“The Project will work with landowners to develop individual property management plans to manage and monitor subsidence. “Both the independent Planning Assessment Commission and the Department of Planning have recommended that the project be approved. “Exploration, mine planning and environmental investigations have defined significant coal resources beneath both the western areas, including Yarramalong and Dooralong Valleys, Wyong and Olney State Forests, Jilliby State Conservation Area SCA and surrounding ranges. “The Wallarah 2 Coal Project intends to seek approval to mine under parts of the western area for a period of 28 years.” The website also explains the Wyong Areas Coal Joint Venture ownership structure. “Wyong Coal Pty Ltd manages the Wallarah 2 Coal Project on behalf of the Wyong Areas Coal Joint Venture.
“The Wyong Areas Coal Joint Venture is currently comprised of Kores Australia Pty Ltd, 82.25 percent; Sojitz Coal Resources Pty Ltd, 5.00 per cent; Kyungdong Australia Pty Ltd, 4.25 per cent; SK Networks Resources Australia (Wyong) Pty Ltd, 4.25 per cent; and, SK Networks Resources Pty Ltd, 4.25 per cent.” The Wyong Chronicle has done a base investigation into the dealings and history of these business entities using data compiled by business and market software company, Bloomberg. Based on these profiles, The Wyong Chronicle understands that Kores Australia Pty Ltd is based in North Sydney and is a child company to the Korea Resources Corporation.
Sojitz Coal Resources Pty Ltd is a Brisbane based Australian subsidiary to Japanese company, Sojitz Corporation. Kyungdong Australia Pty Ltd is based in Sydney and the Wyong Regional Chronicle could not find any other information regarding its operations. Kyungdong Australia Pty Ltd has no website nor could the Chronicle find any contact information besides a postal address. SK Networks Resources Australia (Wyong) Pty Ltd is also based in Sydney and is listed as a coal mining service.

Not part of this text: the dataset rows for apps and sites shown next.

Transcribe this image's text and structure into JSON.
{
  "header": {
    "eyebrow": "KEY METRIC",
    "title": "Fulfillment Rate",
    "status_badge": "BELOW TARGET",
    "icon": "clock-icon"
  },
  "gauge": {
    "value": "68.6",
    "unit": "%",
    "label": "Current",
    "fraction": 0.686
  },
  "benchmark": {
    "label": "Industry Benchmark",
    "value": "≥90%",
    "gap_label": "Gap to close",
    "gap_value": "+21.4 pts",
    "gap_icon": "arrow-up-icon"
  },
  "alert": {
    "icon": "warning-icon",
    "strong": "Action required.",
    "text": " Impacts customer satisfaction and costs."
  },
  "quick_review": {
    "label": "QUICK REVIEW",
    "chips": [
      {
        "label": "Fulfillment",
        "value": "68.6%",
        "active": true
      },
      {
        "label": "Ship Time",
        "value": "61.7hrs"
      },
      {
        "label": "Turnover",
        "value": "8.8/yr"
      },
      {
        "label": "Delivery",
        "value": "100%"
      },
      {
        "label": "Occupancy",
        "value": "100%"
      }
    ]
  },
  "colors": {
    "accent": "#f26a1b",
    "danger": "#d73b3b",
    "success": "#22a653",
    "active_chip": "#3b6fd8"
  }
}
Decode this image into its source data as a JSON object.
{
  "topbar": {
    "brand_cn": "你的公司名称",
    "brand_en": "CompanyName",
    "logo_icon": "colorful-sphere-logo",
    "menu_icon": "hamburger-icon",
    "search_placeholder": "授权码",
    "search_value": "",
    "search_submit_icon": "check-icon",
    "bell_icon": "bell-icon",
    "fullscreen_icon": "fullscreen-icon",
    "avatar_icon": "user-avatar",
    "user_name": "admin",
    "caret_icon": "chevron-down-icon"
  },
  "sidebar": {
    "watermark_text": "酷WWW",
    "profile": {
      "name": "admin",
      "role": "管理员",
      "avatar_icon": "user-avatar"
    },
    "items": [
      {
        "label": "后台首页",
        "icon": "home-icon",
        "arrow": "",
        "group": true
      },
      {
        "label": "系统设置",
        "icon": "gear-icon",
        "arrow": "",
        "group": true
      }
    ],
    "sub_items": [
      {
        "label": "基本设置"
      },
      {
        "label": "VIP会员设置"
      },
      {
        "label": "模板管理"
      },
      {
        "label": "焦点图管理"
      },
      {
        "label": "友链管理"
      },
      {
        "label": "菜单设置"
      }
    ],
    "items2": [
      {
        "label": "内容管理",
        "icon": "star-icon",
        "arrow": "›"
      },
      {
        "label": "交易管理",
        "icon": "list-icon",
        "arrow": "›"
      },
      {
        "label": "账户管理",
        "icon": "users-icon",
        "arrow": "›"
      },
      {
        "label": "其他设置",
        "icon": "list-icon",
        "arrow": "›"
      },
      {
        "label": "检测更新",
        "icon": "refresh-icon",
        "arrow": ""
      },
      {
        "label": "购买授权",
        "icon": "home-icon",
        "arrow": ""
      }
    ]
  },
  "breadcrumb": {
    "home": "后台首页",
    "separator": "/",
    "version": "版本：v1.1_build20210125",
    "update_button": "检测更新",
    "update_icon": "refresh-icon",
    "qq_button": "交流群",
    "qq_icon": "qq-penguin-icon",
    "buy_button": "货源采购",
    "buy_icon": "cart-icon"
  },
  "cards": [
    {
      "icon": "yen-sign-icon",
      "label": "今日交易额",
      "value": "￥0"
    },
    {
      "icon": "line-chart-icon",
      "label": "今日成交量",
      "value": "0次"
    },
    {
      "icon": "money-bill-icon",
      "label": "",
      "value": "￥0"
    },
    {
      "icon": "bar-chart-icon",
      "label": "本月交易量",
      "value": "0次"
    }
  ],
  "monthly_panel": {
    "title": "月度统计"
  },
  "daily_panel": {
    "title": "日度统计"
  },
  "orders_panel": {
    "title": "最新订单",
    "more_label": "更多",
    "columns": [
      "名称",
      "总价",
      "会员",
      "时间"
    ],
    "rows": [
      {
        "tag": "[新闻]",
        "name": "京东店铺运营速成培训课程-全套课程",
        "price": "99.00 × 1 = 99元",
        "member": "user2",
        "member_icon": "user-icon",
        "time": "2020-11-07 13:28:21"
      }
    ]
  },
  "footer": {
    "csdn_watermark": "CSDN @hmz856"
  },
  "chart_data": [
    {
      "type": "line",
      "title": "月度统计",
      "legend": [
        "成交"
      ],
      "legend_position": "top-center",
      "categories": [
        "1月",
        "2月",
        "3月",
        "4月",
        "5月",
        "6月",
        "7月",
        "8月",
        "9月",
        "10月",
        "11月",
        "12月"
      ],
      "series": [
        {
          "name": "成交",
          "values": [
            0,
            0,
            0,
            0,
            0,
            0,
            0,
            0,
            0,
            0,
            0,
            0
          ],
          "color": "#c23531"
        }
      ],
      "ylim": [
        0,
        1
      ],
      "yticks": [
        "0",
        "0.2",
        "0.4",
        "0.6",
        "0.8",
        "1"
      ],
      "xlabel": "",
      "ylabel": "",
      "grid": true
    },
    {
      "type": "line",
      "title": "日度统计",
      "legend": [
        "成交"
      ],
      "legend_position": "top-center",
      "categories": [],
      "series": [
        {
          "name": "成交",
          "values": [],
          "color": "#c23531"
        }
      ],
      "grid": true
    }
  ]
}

SK Networks Resources Australia Pty Ltd is a subsidiary of South Korean trading giant, SK Networks LTD. SK Networks Resources Australia Pty Ltd is based in Sydney and they are an energy trader with an interest in oil and gas exploration. Wallarah 2 will host community consultation sessions on February 28 at the Wallarah 2 Office, Tuggerah and March 28 at Doyalson RSL Club. Sessions will run for approximately one hour. The Wyong Regional Chronicle will continue to seek further comment from Wallarah 2 and Wyong Coal as the Project develops.
Source: Website, Jan 22 “What you need to know” statement, Wallarah 2 Project History, Ownership Breakdown Data, Wallarah 2 Coal Project Bloomberg business profiles: Kores Australia, Sojitz Coal Resources, Kyungdong Australia, SK Networks Resources Australia (Wyong), SK Networks Resources Australia Dilon Luke, Journalist